- [Data for review]:

════

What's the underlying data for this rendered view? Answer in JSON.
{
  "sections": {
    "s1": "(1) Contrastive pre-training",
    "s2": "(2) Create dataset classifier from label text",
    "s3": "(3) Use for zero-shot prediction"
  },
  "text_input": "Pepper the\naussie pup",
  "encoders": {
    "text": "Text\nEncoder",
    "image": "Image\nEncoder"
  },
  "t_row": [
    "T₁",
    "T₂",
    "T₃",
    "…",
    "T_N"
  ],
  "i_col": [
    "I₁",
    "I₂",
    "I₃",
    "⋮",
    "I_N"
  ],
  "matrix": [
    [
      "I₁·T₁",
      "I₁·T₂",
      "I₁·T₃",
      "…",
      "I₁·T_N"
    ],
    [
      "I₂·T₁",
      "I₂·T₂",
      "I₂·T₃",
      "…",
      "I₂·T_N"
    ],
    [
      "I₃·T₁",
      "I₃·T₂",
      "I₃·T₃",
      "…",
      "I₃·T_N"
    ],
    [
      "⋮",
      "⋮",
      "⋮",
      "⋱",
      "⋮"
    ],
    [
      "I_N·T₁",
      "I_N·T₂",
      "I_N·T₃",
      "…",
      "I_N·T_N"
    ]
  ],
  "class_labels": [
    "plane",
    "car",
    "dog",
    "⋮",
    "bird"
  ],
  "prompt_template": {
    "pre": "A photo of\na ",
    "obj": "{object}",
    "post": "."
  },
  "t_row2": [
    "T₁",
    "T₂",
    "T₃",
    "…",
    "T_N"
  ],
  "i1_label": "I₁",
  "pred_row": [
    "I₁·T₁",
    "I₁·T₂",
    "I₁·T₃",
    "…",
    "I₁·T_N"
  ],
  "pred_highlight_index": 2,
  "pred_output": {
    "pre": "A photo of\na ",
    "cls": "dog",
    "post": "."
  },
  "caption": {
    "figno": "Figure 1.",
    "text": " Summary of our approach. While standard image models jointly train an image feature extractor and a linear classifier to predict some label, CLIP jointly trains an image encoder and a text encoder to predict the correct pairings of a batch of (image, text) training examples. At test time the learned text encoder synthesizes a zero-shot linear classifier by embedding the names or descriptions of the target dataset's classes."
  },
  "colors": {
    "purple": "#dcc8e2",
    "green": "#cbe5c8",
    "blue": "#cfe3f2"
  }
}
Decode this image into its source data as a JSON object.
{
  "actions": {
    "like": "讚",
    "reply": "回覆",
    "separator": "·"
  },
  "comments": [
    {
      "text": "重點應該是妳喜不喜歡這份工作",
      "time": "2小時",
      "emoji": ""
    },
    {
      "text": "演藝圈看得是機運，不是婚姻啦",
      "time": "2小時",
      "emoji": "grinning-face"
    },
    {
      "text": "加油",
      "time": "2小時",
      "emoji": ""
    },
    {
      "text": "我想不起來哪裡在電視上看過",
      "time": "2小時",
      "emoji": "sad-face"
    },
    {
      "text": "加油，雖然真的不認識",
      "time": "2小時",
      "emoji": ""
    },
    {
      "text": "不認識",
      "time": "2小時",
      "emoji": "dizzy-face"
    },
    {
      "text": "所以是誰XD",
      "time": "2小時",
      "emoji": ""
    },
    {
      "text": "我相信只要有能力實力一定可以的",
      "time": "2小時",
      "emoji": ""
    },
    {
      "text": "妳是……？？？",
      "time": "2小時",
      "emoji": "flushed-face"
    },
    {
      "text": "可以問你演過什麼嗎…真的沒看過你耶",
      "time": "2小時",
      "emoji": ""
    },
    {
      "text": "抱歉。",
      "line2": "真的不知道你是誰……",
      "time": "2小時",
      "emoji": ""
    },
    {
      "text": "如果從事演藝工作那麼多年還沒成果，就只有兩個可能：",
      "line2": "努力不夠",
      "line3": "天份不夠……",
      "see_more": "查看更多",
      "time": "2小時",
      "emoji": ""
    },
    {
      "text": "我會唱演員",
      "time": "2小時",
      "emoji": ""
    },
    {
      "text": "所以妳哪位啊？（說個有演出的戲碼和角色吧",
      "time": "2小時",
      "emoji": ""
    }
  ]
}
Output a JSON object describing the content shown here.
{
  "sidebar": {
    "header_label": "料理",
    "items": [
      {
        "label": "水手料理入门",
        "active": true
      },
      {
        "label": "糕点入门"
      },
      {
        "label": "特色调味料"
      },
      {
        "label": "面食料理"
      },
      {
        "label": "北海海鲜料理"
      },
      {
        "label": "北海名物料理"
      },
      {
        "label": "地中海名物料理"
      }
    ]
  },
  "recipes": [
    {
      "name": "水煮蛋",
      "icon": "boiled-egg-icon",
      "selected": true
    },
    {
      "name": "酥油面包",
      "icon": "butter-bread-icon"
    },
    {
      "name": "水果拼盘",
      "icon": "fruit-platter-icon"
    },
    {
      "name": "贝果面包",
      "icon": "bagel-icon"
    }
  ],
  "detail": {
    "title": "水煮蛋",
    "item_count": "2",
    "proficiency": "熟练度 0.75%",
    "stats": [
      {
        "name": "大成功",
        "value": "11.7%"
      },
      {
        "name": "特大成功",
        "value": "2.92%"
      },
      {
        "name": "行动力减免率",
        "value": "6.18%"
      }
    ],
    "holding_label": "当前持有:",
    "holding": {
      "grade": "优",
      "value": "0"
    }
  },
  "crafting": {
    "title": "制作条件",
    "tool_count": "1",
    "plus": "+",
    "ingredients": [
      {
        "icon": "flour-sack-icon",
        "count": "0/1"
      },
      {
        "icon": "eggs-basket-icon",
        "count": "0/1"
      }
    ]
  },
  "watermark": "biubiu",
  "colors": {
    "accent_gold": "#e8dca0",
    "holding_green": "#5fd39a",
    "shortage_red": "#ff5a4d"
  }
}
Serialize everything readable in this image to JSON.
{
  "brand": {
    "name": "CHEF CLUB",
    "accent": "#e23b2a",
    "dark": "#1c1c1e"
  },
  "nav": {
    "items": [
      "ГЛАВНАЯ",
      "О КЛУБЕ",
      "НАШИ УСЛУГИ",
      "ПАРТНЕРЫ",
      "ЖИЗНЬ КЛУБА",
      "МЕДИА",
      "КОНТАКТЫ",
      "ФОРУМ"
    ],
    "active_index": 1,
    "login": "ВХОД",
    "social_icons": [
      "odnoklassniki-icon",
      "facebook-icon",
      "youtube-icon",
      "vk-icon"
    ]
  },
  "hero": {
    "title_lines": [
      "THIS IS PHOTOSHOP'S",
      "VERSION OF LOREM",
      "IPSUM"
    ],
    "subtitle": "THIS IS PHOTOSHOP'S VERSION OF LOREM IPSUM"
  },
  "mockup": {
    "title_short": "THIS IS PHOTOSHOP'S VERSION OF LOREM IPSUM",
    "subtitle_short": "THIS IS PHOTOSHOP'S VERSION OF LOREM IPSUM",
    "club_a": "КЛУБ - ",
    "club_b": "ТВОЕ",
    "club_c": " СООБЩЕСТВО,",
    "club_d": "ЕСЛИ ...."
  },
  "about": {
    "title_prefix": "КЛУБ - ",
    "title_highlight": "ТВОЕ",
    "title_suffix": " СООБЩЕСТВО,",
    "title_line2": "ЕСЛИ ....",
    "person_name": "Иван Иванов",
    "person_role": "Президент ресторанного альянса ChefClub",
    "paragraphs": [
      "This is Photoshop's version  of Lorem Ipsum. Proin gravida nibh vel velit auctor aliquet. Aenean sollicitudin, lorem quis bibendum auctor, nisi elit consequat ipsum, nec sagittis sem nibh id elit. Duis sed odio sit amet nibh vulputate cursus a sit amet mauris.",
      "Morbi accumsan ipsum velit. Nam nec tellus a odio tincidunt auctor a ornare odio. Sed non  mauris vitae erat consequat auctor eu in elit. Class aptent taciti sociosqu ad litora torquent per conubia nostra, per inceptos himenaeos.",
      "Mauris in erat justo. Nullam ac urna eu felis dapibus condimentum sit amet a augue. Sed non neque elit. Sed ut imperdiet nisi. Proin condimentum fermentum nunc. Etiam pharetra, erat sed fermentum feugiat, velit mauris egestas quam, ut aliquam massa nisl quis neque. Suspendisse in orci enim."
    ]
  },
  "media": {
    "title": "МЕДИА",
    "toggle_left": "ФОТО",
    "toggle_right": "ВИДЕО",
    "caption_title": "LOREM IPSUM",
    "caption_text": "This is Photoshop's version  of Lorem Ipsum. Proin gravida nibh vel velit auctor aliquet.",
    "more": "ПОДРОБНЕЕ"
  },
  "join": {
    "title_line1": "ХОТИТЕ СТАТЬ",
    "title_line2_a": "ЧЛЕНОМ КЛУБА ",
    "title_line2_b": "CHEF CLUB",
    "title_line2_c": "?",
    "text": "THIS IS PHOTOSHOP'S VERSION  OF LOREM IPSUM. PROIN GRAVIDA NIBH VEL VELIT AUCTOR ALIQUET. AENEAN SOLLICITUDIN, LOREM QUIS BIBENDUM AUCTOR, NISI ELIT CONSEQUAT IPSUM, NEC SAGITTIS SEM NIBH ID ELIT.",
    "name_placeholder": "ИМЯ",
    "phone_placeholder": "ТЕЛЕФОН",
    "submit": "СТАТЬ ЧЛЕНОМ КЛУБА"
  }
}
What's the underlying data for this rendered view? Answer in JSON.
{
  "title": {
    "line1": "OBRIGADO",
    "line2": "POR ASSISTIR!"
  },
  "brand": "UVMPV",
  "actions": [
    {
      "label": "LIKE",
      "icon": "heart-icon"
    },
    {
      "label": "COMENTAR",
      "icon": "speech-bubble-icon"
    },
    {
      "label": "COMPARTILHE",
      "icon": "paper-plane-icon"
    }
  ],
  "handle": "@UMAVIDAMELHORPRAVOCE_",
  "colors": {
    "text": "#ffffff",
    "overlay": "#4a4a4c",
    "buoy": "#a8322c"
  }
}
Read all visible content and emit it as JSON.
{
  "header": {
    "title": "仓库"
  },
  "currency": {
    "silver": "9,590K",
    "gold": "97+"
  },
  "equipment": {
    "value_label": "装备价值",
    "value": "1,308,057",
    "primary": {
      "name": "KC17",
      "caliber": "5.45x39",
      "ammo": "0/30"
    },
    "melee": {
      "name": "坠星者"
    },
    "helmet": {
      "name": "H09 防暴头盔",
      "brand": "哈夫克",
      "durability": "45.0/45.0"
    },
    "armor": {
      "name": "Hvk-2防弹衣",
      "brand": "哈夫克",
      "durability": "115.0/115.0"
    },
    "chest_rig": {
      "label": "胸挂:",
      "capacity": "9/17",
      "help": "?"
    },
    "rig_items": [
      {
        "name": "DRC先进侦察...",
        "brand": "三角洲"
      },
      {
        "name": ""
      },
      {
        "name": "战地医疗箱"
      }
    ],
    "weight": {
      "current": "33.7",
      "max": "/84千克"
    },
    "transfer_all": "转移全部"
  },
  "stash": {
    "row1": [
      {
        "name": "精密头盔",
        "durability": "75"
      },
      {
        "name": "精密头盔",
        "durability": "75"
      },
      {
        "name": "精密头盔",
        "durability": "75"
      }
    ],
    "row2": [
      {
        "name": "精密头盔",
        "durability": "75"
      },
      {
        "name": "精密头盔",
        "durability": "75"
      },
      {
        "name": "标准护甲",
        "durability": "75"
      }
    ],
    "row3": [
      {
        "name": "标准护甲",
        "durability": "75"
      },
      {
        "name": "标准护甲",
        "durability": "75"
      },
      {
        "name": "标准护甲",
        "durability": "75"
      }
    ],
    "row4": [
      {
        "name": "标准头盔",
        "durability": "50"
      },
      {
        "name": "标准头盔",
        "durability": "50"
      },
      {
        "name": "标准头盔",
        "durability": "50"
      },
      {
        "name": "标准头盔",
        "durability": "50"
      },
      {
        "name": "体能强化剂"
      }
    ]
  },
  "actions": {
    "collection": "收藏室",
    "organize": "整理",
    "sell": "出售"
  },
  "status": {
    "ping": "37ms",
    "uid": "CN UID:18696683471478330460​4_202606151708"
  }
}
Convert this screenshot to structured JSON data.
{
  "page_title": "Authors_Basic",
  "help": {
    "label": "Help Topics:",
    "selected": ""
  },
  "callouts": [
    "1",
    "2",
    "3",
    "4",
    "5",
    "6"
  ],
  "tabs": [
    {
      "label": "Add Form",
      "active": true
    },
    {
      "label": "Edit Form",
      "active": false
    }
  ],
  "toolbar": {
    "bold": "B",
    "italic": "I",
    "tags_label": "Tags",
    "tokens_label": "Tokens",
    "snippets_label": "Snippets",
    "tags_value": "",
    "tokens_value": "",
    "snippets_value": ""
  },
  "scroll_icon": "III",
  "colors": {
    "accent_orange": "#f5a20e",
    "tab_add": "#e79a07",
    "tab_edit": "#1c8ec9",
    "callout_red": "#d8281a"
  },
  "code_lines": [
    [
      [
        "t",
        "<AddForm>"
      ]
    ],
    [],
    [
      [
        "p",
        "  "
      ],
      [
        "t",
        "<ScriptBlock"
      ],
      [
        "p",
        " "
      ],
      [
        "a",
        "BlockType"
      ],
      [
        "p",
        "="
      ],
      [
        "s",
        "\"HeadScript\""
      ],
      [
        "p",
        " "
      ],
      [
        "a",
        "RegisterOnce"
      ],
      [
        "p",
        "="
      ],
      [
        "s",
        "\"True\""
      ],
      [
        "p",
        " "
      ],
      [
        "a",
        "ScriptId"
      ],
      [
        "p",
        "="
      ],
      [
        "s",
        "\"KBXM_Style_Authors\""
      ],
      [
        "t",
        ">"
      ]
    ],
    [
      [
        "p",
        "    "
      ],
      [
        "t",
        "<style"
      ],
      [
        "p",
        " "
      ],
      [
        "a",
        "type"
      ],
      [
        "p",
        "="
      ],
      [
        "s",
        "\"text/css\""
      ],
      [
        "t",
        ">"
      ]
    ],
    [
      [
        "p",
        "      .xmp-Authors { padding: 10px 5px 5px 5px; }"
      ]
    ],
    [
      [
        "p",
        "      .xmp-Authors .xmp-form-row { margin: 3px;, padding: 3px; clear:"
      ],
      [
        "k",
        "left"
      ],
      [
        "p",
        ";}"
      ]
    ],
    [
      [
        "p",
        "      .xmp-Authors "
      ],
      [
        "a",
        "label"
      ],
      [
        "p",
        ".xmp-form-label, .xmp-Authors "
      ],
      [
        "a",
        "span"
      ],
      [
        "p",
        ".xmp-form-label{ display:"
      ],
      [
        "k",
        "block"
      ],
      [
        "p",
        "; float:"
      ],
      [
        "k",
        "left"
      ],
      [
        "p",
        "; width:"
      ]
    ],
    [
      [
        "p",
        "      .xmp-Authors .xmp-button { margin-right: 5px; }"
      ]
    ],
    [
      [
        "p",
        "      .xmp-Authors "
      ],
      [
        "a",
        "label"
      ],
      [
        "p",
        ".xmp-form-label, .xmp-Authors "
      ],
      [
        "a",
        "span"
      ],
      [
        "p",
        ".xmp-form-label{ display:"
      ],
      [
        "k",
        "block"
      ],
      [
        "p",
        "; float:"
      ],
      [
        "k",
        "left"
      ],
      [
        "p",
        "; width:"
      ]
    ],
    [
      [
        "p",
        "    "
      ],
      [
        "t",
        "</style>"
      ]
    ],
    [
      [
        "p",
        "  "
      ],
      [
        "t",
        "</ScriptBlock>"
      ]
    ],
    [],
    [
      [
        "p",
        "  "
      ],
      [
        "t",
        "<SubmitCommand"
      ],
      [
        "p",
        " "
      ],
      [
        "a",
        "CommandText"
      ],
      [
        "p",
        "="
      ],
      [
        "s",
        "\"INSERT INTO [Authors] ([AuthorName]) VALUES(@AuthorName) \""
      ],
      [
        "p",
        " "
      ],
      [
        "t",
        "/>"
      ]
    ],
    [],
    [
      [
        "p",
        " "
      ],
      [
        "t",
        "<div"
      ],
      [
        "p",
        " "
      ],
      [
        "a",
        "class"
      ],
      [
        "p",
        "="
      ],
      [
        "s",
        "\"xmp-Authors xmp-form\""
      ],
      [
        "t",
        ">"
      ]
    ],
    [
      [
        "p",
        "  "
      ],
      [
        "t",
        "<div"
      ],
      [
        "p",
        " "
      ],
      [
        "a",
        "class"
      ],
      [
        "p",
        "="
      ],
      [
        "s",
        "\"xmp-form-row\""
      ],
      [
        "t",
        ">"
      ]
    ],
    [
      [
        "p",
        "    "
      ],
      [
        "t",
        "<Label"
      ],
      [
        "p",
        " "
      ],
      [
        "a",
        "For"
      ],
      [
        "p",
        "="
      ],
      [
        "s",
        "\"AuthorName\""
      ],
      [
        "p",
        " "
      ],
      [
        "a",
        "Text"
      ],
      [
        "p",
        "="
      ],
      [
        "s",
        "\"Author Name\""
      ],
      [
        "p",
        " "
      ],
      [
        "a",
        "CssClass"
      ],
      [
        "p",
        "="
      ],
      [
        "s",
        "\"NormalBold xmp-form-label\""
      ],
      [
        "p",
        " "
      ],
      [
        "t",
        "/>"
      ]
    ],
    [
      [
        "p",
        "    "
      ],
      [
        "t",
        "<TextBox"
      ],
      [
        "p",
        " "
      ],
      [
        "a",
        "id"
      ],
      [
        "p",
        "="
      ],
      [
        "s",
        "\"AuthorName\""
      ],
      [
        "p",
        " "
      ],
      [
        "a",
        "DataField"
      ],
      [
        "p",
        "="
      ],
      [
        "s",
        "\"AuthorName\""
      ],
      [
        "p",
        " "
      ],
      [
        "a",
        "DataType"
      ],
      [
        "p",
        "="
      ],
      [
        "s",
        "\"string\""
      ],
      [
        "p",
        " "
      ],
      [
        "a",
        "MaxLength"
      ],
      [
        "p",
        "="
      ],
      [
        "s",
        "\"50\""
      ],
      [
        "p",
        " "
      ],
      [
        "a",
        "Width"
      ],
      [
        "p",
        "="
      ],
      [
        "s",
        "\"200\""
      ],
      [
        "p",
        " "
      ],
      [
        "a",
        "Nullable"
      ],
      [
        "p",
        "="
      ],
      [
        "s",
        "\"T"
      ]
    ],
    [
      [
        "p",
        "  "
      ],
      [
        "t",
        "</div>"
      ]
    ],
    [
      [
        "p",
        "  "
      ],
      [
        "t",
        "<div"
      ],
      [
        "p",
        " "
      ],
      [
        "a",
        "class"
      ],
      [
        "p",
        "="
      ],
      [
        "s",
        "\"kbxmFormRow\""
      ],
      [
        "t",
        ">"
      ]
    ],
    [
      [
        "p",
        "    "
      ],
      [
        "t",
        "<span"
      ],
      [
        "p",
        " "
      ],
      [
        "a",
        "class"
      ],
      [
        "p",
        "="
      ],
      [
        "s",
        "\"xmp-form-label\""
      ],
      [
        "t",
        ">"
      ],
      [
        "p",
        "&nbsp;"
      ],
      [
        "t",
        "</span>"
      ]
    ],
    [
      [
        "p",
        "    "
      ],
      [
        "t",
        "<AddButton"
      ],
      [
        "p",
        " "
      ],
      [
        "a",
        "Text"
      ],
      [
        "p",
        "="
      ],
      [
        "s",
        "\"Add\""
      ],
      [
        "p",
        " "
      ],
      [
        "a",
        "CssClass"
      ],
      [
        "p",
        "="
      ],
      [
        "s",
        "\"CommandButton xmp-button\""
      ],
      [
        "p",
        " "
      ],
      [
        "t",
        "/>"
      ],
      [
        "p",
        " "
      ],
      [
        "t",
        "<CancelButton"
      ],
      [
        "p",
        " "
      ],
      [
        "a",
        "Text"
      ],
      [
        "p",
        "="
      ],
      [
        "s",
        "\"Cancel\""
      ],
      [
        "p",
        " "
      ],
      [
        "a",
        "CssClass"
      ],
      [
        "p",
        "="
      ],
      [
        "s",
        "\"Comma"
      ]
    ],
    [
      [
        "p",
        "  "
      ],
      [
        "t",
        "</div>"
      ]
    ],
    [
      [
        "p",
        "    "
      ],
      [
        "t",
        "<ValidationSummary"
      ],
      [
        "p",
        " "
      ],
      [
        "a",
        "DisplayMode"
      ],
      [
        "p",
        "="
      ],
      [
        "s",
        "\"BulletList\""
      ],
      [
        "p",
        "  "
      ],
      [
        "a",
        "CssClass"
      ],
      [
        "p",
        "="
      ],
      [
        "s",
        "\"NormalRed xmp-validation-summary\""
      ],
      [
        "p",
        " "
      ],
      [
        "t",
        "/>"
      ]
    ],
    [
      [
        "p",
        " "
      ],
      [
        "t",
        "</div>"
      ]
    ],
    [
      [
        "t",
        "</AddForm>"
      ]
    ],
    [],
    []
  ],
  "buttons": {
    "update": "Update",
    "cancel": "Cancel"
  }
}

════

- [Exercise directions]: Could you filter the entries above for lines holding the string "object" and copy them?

- [Solution for this exercise]:
    "obj": "{object}",
Decode this image into its source data as a JSON object.
Output a JSON object describing the content shown here.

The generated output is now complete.